IATH Fellow Alison Booth is the recipient of a 2013 ACLS Digital Innovation Fellowship for her work on digital prosopography. Her proposal, titled “The Practice and Theory of Digital Prosopography: Collective Biographies of Women and the Biographical Elements and Structure Schema,” is an extension of her Collective Biographies of Women project (CBW). The grant award of $76,068 will be used to add more material to the project and disseminate findings.
CBW is an open-access, interdisciplinary digital project centered on an annotated bibliography and database of 1271 collective biographies of women published in the United States and Britain, primarily between 1830 and 1940; these books compile some 13,200 short biographies associated with more than 9700 persons (including male and female biographers). The project began with the Collective Biographies of Women: An Annotated Bibliography, a web site built in collaboration with the UVA Library Scholars' Lab. Her work for the fellowship period will apply narrative theory to nonfiction and will explore large-scale, team interpretation of narrative, thinking about both big data and the intimate techniques of textual editing.
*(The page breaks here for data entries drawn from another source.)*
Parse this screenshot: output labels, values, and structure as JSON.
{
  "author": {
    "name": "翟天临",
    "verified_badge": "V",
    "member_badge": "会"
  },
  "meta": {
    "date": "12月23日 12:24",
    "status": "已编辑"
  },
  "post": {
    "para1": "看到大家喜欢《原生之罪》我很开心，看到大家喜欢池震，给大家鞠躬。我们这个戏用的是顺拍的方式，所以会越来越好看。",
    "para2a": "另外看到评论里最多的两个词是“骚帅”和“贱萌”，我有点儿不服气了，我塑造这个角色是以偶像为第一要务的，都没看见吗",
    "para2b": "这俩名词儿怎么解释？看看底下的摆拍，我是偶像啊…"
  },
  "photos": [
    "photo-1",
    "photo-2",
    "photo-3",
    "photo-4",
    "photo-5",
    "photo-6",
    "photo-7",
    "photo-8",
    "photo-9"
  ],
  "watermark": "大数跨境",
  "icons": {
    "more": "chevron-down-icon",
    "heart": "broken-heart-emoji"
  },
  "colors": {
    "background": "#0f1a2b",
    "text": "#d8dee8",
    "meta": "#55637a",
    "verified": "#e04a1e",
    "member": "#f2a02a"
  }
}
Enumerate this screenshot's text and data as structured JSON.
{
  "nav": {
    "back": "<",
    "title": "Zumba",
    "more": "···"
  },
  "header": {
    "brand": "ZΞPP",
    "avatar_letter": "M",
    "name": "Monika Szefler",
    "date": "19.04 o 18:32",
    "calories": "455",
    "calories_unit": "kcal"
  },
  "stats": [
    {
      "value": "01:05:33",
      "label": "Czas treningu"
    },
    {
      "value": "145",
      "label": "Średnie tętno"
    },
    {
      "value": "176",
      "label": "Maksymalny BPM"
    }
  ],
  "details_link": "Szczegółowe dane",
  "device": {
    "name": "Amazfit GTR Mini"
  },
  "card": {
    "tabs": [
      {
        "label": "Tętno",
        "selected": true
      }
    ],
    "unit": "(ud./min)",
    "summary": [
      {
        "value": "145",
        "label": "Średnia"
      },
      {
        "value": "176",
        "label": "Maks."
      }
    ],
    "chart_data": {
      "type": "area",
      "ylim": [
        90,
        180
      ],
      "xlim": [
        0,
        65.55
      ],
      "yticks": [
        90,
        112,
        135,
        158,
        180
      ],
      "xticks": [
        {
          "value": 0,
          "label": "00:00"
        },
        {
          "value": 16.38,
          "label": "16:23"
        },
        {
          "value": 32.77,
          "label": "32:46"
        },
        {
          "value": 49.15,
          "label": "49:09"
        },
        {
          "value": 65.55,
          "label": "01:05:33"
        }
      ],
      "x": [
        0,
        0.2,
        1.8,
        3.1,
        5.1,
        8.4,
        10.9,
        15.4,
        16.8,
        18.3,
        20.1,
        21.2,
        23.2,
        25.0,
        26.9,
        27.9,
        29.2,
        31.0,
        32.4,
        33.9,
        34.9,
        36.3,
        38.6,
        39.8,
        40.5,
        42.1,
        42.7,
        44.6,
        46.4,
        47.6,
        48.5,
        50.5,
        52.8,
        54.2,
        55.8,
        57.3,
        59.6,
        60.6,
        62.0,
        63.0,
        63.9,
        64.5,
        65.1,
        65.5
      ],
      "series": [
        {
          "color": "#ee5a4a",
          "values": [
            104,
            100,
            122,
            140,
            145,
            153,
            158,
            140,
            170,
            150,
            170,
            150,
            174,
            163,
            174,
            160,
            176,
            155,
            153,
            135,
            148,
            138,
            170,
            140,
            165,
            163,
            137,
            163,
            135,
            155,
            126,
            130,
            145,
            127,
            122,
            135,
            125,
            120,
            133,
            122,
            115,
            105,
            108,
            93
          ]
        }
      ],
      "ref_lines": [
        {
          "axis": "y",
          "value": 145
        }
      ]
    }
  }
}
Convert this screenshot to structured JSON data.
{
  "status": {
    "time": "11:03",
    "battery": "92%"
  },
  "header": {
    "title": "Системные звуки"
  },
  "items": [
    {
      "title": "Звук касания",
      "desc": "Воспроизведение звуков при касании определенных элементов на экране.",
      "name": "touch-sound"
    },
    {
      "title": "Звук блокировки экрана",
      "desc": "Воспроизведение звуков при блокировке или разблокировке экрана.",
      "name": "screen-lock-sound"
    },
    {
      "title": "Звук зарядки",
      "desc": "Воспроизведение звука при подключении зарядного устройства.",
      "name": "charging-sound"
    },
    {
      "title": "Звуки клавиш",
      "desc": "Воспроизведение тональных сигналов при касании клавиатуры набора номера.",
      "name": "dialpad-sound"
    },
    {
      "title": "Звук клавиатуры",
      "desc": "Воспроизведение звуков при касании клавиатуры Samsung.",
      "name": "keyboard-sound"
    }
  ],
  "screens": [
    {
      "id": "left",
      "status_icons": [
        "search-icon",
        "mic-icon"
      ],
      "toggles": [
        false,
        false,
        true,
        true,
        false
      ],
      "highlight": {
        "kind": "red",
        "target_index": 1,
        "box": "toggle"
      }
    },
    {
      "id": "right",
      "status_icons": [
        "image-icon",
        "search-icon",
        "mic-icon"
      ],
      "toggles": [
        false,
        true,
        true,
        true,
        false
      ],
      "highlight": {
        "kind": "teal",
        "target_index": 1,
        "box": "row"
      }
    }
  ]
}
The ACLS Digital Innovation Fellowships are given to digitally based research projects in all disciplines of the humanities and humanities-related social sciences. The program, funded by the Andrew W. Mellon Foundation, supports digital humanistic scholarship in order to encourage a broader understanding of the digital humanities and a more robust infrastructure that can support this type of research.